          Overall, the conference was an immense learning experience for all parties involved. HCPSA hopes to make this an annual occurrence in order to further the group’s goal: to keep the international narrative involving Pakistan headed in a positive and constructive direction.

          -By Eman Riaz Ahmed, Harvard College Class of 2016


          Student Testimonials:

          “Harvard Pakistan Weekend was a brilliantly organized event! (…) I particularly enjoyed the panels on education and energy, as they really hit at the core of the problems facing Pakistan. I really hope this event becomes an annual gathering, remaining true to its purpose!”
          – Sundus Noeen, Mt. Holyoke College
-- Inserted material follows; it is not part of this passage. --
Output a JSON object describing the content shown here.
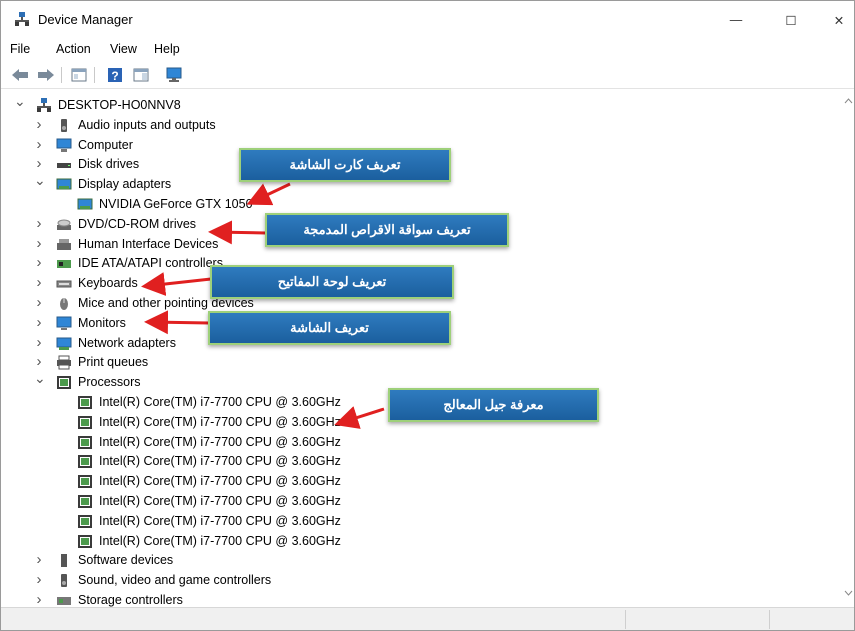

          “As a first-time attendee, I was curious to see how a conference with such a holistic approach towards Pakistan would be maneuvered. However, Harvard College Pakistan Weekend’s inaugural edition hit the rare trifecta of quality speakers, informative sessions, and great organization and did not deviate from its goal of offering an alternative narrative on Pakistan. Moreover, the HCPW team did a great job of bringing together leading industry experts to discuss the pertinent topics shaping the local and international media space. In particular, I enjoyed the panel discussion on Pakistan’s legal system and the keynote speech on private sector growth by Mr. Aly S. Jeddy, Partner at The Abraaj Group. Due to the interactive nature of the conference, I had the pleasure of meeting countless industry veterans and rising-star entrepreneurs, as well as students and student-leaders from both across and beyond the US. I came away with the distinct feeling of having experienced great content on Pakistan delivered in a professional manner – excellent illustrations and application – enough humor – good pace – I did not feel that it dragged out at any time. But most importantly, I came away with a deeper understanding of and greater responsibility towards Pakistan.”
          - Zuha Jamil, New York University ’15

          “HCPW was a great initiative (…). Having such discussions among ourselves is just a step stone towards pragmatically achieving some of the development goals discussed at the conference. I particularly enjoyed the Moving Beyond the Energy Crisis and The Public Private Education Paradigm panels. I hope whatever each of us took away from the conference will motivate us to contribute to the economic progress of Pakistan in any way possible.”
          -Alizeh Zaman, Mount Holyoke College

          “Listening to Adil Najam was both entertaining and educational. I enjoyed listening to the energy and education panel as it was a wake up call for me, knowing that load shedding is a difficult quagmire occurring in Pakistan and public education requires dire help. The panelists were truly knowledgeable and an honor for me to meet.”
          -Umme Lena, Mt. Holyoke University

          Visit the Conference’s Twitter page for quotes from the panels.

          View the gallery below for more photos: